◆ **GIVEN RECORDS**
——————————

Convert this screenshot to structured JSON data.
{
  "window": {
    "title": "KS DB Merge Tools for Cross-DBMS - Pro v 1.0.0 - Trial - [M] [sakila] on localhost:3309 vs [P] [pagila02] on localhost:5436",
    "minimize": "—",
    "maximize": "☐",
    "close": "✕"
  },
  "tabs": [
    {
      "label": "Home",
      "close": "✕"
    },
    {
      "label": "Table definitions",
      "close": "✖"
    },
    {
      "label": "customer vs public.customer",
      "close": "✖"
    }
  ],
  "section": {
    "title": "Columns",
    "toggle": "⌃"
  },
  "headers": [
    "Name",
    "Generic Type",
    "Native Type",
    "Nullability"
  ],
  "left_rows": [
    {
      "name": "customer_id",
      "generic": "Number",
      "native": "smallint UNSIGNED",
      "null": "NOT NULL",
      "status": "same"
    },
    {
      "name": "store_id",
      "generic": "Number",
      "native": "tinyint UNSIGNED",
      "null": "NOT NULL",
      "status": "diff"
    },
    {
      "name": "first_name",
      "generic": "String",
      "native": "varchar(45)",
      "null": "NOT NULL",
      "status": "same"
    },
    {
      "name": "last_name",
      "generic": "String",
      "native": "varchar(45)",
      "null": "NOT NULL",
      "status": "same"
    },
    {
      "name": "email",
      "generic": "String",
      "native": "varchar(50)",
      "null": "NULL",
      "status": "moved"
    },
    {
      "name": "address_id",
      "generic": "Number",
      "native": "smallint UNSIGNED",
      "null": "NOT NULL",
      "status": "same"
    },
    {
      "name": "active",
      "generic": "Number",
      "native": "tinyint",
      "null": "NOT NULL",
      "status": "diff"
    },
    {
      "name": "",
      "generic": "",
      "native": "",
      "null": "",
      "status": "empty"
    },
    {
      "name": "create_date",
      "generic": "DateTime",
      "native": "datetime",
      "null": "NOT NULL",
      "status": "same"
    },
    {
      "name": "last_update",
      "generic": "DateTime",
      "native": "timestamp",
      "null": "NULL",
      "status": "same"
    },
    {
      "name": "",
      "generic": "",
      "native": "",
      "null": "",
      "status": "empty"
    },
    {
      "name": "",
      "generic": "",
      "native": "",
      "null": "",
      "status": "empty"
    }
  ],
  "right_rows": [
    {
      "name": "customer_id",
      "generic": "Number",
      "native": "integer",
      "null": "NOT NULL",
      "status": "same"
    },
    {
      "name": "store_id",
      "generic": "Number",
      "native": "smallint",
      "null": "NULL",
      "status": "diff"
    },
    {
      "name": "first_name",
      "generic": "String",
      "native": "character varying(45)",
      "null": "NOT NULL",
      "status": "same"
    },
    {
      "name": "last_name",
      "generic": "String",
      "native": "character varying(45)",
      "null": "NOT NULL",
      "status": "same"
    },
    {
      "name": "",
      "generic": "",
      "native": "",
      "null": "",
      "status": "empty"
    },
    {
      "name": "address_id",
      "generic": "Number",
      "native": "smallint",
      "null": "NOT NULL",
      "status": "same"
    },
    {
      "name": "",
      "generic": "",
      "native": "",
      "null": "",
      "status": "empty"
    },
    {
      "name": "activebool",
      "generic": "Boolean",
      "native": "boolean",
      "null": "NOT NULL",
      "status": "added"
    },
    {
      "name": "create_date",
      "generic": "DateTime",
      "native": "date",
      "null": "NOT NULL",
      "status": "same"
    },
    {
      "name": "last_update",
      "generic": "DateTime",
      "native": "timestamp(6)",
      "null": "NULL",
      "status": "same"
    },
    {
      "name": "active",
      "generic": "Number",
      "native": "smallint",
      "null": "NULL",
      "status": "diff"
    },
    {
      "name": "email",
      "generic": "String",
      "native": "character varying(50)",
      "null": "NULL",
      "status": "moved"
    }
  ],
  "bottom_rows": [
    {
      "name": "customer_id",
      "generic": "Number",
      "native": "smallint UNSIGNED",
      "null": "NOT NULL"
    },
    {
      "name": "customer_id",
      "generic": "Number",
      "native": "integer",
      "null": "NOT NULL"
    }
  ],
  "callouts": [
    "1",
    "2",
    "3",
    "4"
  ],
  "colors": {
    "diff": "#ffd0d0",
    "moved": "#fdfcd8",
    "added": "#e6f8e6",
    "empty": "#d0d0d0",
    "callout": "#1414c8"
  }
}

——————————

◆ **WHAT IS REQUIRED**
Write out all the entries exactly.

◆ **REPLY TO THE EXERCISE**
Convert this screenshot to structured JSON data.
{
  "window": {
    "title": "KS DB Merge Tools for Cross-DBMS - Pro v 1.0.0 - Trial - [M] [sakila] on localhost:3309 vs [P] [pagila02] on localhost:5436",
    "minimize": "—",
    "maximize": "☐",
    "close": "✕"
  },
  "tabs": [
    {
      "label": "Home",
      "close": "✕"
    },
    {
      "label": "Table definitions",
      "close": "✖"
    },
    {
      "label": "customer vs public.customer",
      "close": "✖"
    }
  ],
  "section": {
    "title": "Columns",
    "toggle": "⌃"
  },
  "headers": [
    "Name",
    "Generic Type",
    "Native Type",
    "Nullability"
  ],
  "left_rows": [
    {
      "name": "customer_id",
      "generic": "Number",
      "native": "smallint UNSIGNED",
      "null": "NOT NULL",
      "status": "same"
    },
    {
      "name": "store_id",
      "generic": "Number",
      "native": "tinyint UNSIGNED",
      "null": "NOT NULL",
      "status": "diff"
    },
    {
      "name": "first_name",
      "generic": "String",
      "native": "varchar(45)",
      "null": "NOT NULL",
      "status": "same"
    },
    {
      "name": "last_name",
      "generic": "String",
      "native": "varchar(45)",
      "null": "NOT NULL",
      "status": "same"
    },
    {
      "name": "email",
      "generic": "String",
      "native": "varchar(50)",
      "null": "NULL",
      "status": "moved"
    },
    {
      "name": "address_id",
      "generic": "Number",
      "native": "smallint UNSIGNED",
      "null": "NOT NULL",
      "status": "same"
    },
    {
      "name": "active",
      "generic": "Number",
      "native": "tinyint",
      "null": "NOT NULL",
      "status": "diff"
    },
    {
      "name": "",
      "generic": "",
      "native": "",
      "null": "",
      "status": "empty"
    },
    {
      "name": "create_date",
      "generic": "DateTime",
      "native": "datetime",
      "null": "NOT NULL",
      "status": "same"
    },
    {
      "name": "last_update",
      "generic": "DateTime",
      "native": "timestamp",
      "null": "NULL",
      "status": "same"
    },
    {
      "name": "",
      "generic": "",
      "native": "",
      "null": "",
      "status": "empty"
    },
    {
      "name": "",
      "generic": "",
      "native": "",
      "null": "",
      "status": "empty"
    }
  ],
  "right_rows": [
    {
      "name": "customer_id",
      "generic": "Number",
      "native": "integer",
      "null": "NOT NULL",
      "status": "same"
    },
    {
      "name": "store_id",
      "generic": "Number",
      "native": "smallint",
      "null": "NULL",
      "status": "diff"
    },
    {
      "name": "first_name",
      "generic": "String",
      "native": "character varying(45)",
      "null": "NOT NULL",
      "status": "same"
    },
    {
      "name": "last_name",
      "generic": "String",
      "native": "character varying(45)",
      "null": "NOT NULL",
      "status": "same"
    },
    {
      "name": "",
      "generic": "",
      "native": "",
      "null": "",
      "status": "empty"
    },
    {
      "name": "address_id",
      "generic": "Number",
      "native": "smallint",
      "null": "NOT NULL",
      "status": "same"
    },
    {
      "name": "",
      "generic": "",
      "native": "",
      "null": "",
      "status": "empty"
    },
    {
      "name": "activebool",
      "generic": "Boolean",
      "native": "boolean",
      "null": "NOT NULL",
      "status": "added"
    },
    {
      "name": "create_date",
      "generic": "DateTime",
      "native": "date",
      "null": "NOT NULL",
      "status": "same"
    },
    {
      "name": "last_update",
      "generic": "DateTime",
      "native": "timestamp(6)",
      "null": "NULL",
      "status": "same"
    },
    {
      "name": "active",
      "generic": "Number",
      "native": "smallint",
      "null": "NULL",
      "status": "diff"
    },
    {
      "name": "email",
      "generic": "String",
      "native": "character varying(50)",
      "null": "NULL",
      "status": "moved"
    }
  ],
  "bottom_rows": [
    {
      "name": "customer_id",
      "generic": "Number",
      "native": "smallint UNSIGNED",
      "null": "NOT NULL"
    },
    {
      "name": "customer_id",
      "generic": "Number",
      "native": "integer",
      "null": "NOT NULL"
    }
  ],
  "callouts": [
    "1",
    "2",
    "3",
    "4"
  ],
  "colors": {
    "diff": "#ffd0d0",
    "moved": "#fdfcd8",
    "added": "#e6f8e6",
    "empty": "#d0d0d0",
    "callout": "#1414c8"
  }
}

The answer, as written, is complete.